Sleep deprivation in general can cause the body to work abnormally. It affects your body’s ability to prepare your body for the next day.
Mr. Suranjit Chatterjee, Senior Consultant, Internal Medicine, Indraprastha Apollo Hospitals, Delhi, says at first glance, this is true to some extent, but not always. What people don’t realize is that sleep is a non-negotiable restorative process, so it also plays an important role in physical and mental health. A busy work schedule, increased stress and an unhealthy lifestyle can lead to irregular sleep patterns. It can lead to lifestyle problems such as low cholesterol and diabetes. There is a preconceived notion that cholesterol and diabetes are usually associated with genetic diseases and can only be caused by unhealthy eating habits and lifestyle. Short-term sleep deprivation can increase the risk of abnormal cholesterol levels and diabetes, according to a published report.
So let’s dig deeper into the impact of sleep on cholesterol and diabetes levels. It helps repair and recharge your body and mind. A hormone is released during sleep, which relaxes the body and lowers blood pressure and heart rate. However, Insomnia and circadian rhythm disturbances can make things go awry. Insomnia in general can cause the body to work abnormally. It affects your body’s ability to prepare your body for the next day.
Insomnia leads to elevated cholesterol and blood pressure. His 2009 study, entitled “Issue of Sleep,” found that men who slept less than six hours had higher levels of LDL cholesterol. Women who got about the same amount of snooze also had lower cholesterol levels. This shows that sleep has different effects on men and women. There is no doubt that obese people often have high cholesterol levels.
Sleep deprivation and diabetes

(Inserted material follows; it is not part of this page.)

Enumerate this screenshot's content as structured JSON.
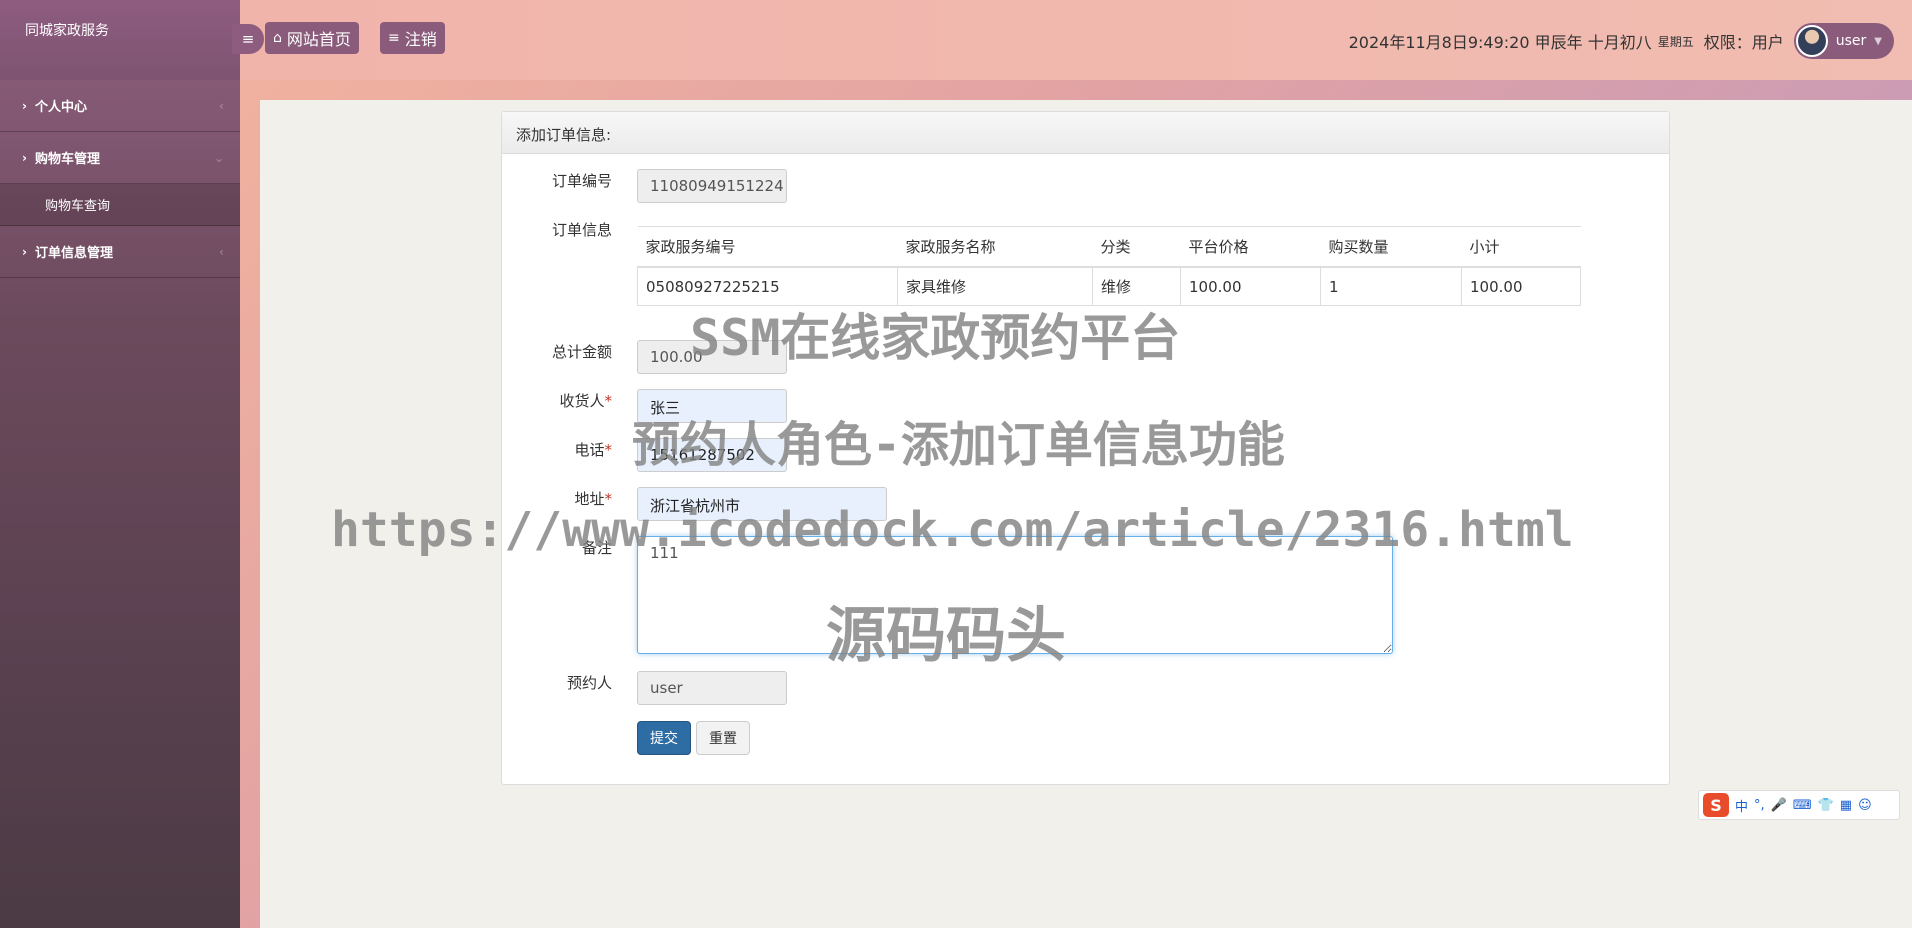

According to the Centers for Disease Control and Prevention (CDC), irregular patterns can increase insulin resistance in the body. A 2009 Diabetes Care report found that people with persistent insomnia are at increased risk of type 2 diabetes. Similarly, people with diabetes often experience sleep deprivation due to frequent nighttime urination. Lack of sleep has been shown to increase levels of the hunger hormone ghrelin and decrease levels of the satiety hormone leptin.
For this reason, people seek relief from foods that raise blood sugar levels. The American Academy of Sleep Medicine and the Sleep Research Society recommend that adults get at least seven to eight hours of snooze a day. Staying up late means binge-watching and eating, and often consumes junk food high in carbohydrates and sugar. All of which increase the risk of type 2 diabetes and obesity as well.
Hers is what you can do for a good night’s snooze.
Set a schedule
As with any routine, certain patterns will help you maintain a cycle of rest and activity. Going to bed at the same time every day and waking up on time will help you get a good night’s snooze.
Relax before bed
Properly relaxing your mind and body before bed can help you snooze like a baby. To do this, you need to put your phone aside at least half an hour before bedtime. Keep the room dark and quiet. Also, you can always read a good book or listen to soothing music that prepares you for a deep snooze. You should not binge watch any kind of entertainment one hour before bed.
Healthy eating and exercise are key
In addition to regular sleep, eating well and exercising regularly can help you sleep better. Eat a nutritious snack 4 hours before bed. 20-30 minutes of exercise is a must. When you exercise regularly it relaxes your body and give you good snooze.